Brexit trade talks to 'go extra mile' in bid to secure deal
13 December 2020, 12:06 | Updated: 13 December 2020, 23:24
Boris Johnson and European Commission president Ursula von der Leyen have agreed that Brexit trade talks should be extended yet again.
Ms von der Leyen said she and Boris Johnson had agreed to "go the extra mile" and continue negotiations on a post-Brexit trade deal following a call at 11am today.
The prime minister convened his cabinet after their call at 11am had concluded to update them on the latest progress made.
In a joint statement they agreed to "go the extra mile" in an effort to find a solution after almost a year of negotiations.
The statement said: "We had a useful phone call this morning. We discussed the major unresolved topics.
"Our negotiating teams have been working day and night over recent days.
"And despite the exhaustion after almost a year of negotiations, despite the fact that deadlines have been missed over and over we think it is responsible at this point to go the extra mile.
"We have accordingly mandated our negotiators to continue the talks and to see whether an agreement can even at this late stage be reached."
No further deadline for the conclusion of the talks was mentioned.
After the announcement Mr Johnson said: "As things stand and this was basically what Ursula and I agreed, I am afraid we are still very far apart on some key things.
"But where there is life there is hope, we are going to keep talking to see what we can do. The UK certainly won’t be walking away from the talks, I think people would expect us to go the extra mile.
"I repeated my offer, which is if it is necessary to talk to other capitals then I am very happy to do that.
"The Commission is very determined to keep the negotiations on the way that they have been done between us and the Commission. That’s fine."
Mr Johnson said there is a Brexit trade "deal to be done" but warned that the UK and EU "remain very far apart" on the key issues.

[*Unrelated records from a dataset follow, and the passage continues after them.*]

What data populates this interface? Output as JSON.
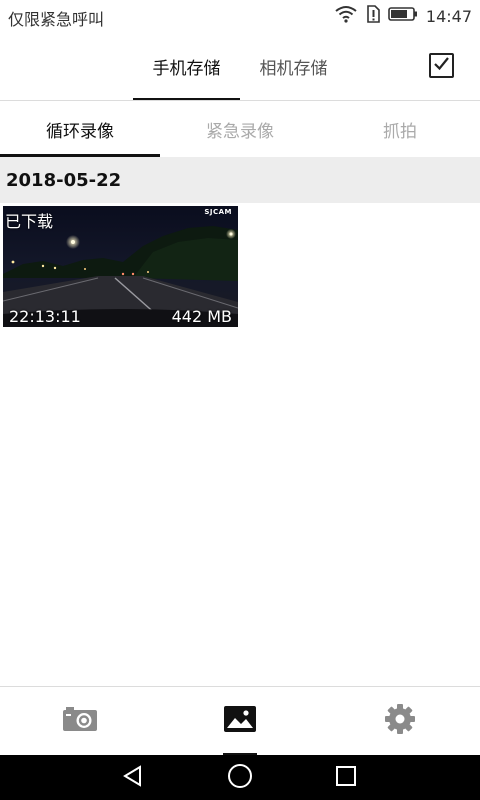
{
  "status_bar": {
    "carrier_text": "仅限紧急呼叫",
    "time": "14:47",
    "icons": [
      "wifi-icon",
      "sim-alert-icon",
      "battery-icon"
    ]
  },
  "top_tabs": {
    "items": [
      {
        "label": "手机存储",
        "active": true
      },
      {
        "label": "相机存储",
        "active": false
      }
    ],
    "select_icon": "checkbox-checked-icon"
  },
  "sub_tabs": {
    "items": [
      {
        "label": "循环录像",
        "active": true
      },
      {
        "label": "紧急录像",
        "active": false
      },
      {
        "label": "抓拍",
        "active": false
      }
    ]
  },
  "gallery": {
    "groups": [
      {
        "date": "2018-05-22",
        "videos": [
          {
            "badge": "已下载",
            "duration": "22:13:11",
            "size": "442 MB",
            "watermark": "SJCAM"
          }
        ]
      }
    ]
  },
  "bottom_nav": {
    "items": [
      {
        "icon": "camera-icon",
        "active": false
      },
      {
        "icon": "gallery-icon",
        "active": true
      },
      {
        "icon": "settings-gear-icon",
        "active": false
      }
    ]
  },
  "system_nav": {
    "items": [
      "back-icon",
      "home-icon",
      "recents-icon"
    ]
  },
  "colors": {
    "active_text": "#111111",
    "inactive_text": "#aaaaaa",
    "date_header_bg": "#ededed",
    "divider": "#dcdcdc"
  }
}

He said: "We are always happy to talk and to make progress where we can. I do think, as I say, there is a deal to be done if our partners want to do it. But we remain very far apart on these key issues.
"And you know what they are - the UK can't be locked into the EU's regulatory orbit and we've obviously got to take back control of our fisheries four-and-a-half years after people voted for it.

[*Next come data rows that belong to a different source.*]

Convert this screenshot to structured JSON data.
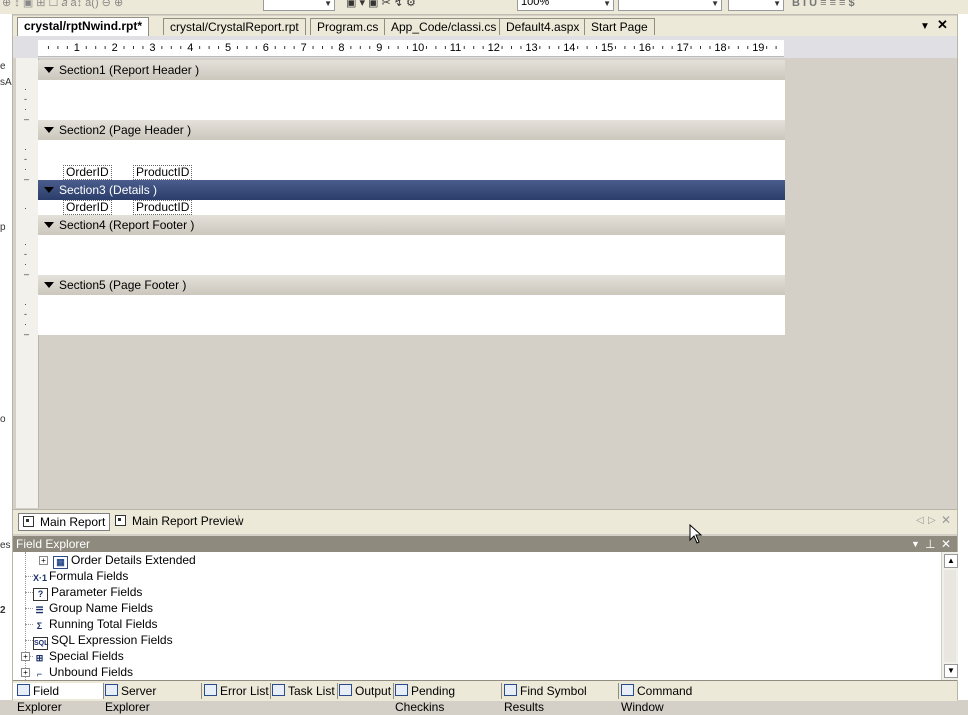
{
  "toolbar": {
    "zoom": "100%"
  },
  "doc_tabs": [
    {
      "label": "crystal/rptNwind.rpt*",
      "active": true
    },
    {
      "label": "crystal/CrystalReport.rpt"
    },
    {
      "label": "Program.cs"
    },
    {
      "label": "App_Code/classi.cs"
    },
    {
      "label": "Default4.aspx"
    },
    {
      "label": "Start Page"
    }
  ],
  "ruler": {
    "numbers": [
      "1",
      "2",
      "3",
      "4",
      "5",
      "6",
      "7",
      "8",
      "9",
      "10",
      "11",
      "12",
      "13",
      "14",
      "15",
      "16",
      "17",
      "18",
      "19"
    ]
  },
  "sections": [
    {
      "label": "Section1 (Report Header  )"
    },
    {
      "label": "Section2 (Page Header  )"
    },
    {
      "label": "Section3 (Details  )"
    },
    {
      "label": "Section4 (Report Footer  )"
    },
    {
      "label": "Section5 (Page Footer  )"
    }
  ],
  "fields": {
    "header_order": "OrderID",
    "header_product": "ProductID",
    "detail_order": "OrderID",
    "detail_product": "ProductID"
  },
  "report_tabs": {
    "main": "Main Report",
    "preview": "Main Report Preview"
  },
  "field_explorer": {
    "title": "Field Explorer",
    "items": [
      {
        "label": "Order Details Extended",
        "icon": "table-icon"
      },
      {
        "label": "Formula Fields",
        "icon": "formula-icon"
      },
      {
        "label": "Parameter Fields",
        "icon": "parameter-icon"
      },
      {
        "label": "Group Name Fields",
        "icon": "group-name-icon"
      },
      {
        "label": "Running Total Fields",
        "icon": "sigma-icon"
      },
      {
        "label": "SQL Expression Fields",
        "icon": "sql-icon"
      },
      {
        "label": "Special Fields",
        "icon": "special-icon"
      },
      {
        "label": "Unbound Fields",
        "icon": "unbound-icon"
      }
    ]
  },
  "bottom_tabs": [
    {
      "label": "Field Explorer",
      "active": true
    },
    {
      "label": "Server Explorer"
    },
    {
      "label": "Error List"
    },
    {
      "label": "Task List"
    },
    {
      "label": "Output"
    },
    {
      "label": "Pending Checkins"
    },
    {
      "label": "Find Symbol Results"
    },
    {
      "label": "Command Window"
    }
  ],
  "left_gutter_letters": [
    "e",
    "sA",
    "p",
    "o",
    "2",
    "es"
  ]
}
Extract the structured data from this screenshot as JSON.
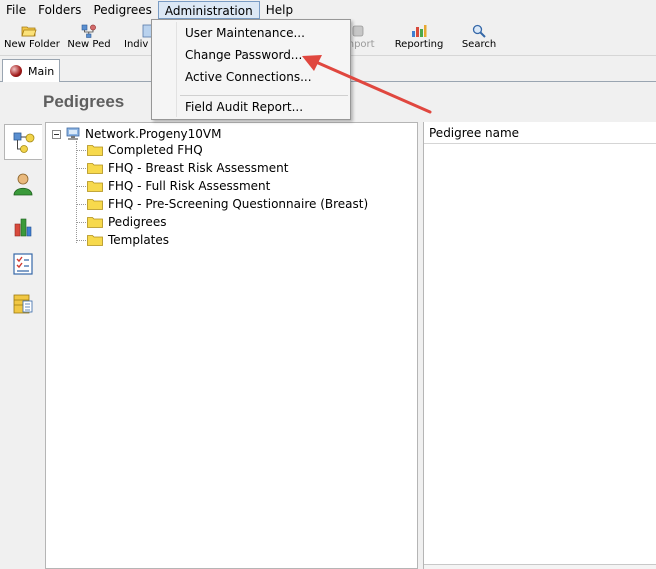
{
  "menubar": {
    "items": [
      "File",
      "Folders",
      "Pedigrees",
      "Administration",
      "Help"
    ],
    "active": "Administration"
  },
  "toolbar": {
    "new_folder": "New Folder",
    "new_ped": "New Ped",
    "indiv": "Indiv",
    "import": "Import",
    "reporting": "Reporting",
    "search": "Search"
  },
  "tabs": {
    "main": "Main"
  },
  "page": {
    "title": "Pedigrees"
  },
  "tree": {
    "root": "Network.Progeny10VM",
    "folders": [
      "Completed FHQ",
      "FHQ - Breast Risk Assessment",
      "FHQ - Full Risk Assessment",
      "FHQ - Pre-Screening Questionnaire (Breast)",
      "Pedigrees",
      "Templates"
    ]
  },
  "grid": {
    "column_header": "Pedigree name"
  },
  "admin_menu": {
    "user_maintenance": "User Maintenance...",
    "change_password": "Change Password...",
    "active_connections": "Active Connections...",
    "field_audit_report": "Field Audit Report..."
  },
  "colors": {
    "annotation_arrow": "#e0473f",
    "folder_yellow": "#f7d94c",
    "title_gray": "#5f5f5f"
  },
  "icons": {
    "tree": "tree-hierarchy-icon",
    "person": "person-icon",
    "chart": "chart-icon",
    "checklist": "checklist-icon",
    "database": "database-icon"
  }
}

"So those are the points. I think that it is very clear what the UK is talking about, let's see what we can achieve.
"But in the meantime, get ready, with confidence, for January 1 - trade on WTO terms if we have to."
Labour said in a statement: “The Conservatives promised the British people that they had an oven-ready deal and that they would get Brexit done. The Government needs to deliver on that promise, get us the deal and allow us to move on as a country.”

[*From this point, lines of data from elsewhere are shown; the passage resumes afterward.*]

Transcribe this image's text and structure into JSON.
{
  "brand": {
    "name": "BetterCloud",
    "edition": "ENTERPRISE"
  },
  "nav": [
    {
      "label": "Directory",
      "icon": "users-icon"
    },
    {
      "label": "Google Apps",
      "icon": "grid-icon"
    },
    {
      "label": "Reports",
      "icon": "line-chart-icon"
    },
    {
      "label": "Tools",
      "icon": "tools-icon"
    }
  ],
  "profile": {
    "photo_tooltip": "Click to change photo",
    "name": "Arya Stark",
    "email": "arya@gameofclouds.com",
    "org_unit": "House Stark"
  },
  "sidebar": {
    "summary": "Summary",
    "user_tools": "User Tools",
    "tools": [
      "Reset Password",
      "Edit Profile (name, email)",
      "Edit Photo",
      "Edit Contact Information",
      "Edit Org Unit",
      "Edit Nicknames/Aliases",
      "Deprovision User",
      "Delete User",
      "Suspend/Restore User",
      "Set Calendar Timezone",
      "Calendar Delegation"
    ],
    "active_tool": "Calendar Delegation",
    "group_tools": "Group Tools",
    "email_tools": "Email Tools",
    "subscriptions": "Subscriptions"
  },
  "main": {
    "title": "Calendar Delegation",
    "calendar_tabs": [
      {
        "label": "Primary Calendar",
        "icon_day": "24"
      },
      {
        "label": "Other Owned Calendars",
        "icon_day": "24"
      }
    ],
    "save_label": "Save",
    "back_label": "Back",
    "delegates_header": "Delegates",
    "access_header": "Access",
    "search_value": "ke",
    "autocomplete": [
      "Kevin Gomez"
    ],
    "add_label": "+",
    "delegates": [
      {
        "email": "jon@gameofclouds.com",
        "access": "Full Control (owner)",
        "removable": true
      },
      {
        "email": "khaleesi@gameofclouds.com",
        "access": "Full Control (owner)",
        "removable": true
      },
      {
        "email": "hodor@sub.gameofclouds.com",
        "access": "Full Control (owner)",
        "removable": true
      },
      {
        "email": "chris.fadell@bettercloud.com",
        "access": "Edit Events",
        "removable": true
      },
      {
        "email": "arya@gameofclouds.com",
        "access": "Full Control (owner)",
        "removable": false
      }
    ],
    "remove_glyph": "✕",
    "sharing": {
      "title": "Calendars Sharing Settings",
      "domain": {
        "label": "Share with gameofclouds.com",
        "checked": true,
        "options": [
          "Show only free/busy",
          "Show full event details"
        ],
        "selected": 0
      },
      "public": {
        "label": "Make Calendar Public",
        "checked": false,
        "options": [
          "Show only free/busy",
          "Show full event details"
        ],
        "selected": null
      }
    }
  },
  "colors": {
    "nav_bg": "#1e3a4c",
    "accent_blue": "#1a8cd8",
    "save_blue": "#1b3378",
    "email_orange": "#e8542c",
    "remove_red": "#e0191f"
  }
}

A supermarket industry source told the Sunday Times: "There was a conversation a week ago when ministers said prepare for No Deal. This weekend the message is that it's No Deal.
"Supermarkets and ministers are hugely worried about panic-buying. They saw what happened over Covid when people started hoarding toilet rolls and know how quickly it can go wrong.
"That will be nothing compared to what will happen. Meat supplies will be fine and fruit comes from South America but there are likely to be shortages of vegetables for three months."
The British Retail Consortium has warned that supermarkets and their shoppers would be hit with a £3.1 billion annual "tariff bombshell" without a deal, with 85% of foods imported from the EU expected to face tariffs exceeding 5%.
In another development today, Boris Johnson gave the green light to a £4billion operation to protect Britain’s supply chain and fishing waters, taking direct control of Britain's No Deal preparations.
Mr Johnson will reportedly lead a new 'super-committee' alongside the existing No Deal preparation group chaired by Michael Gove.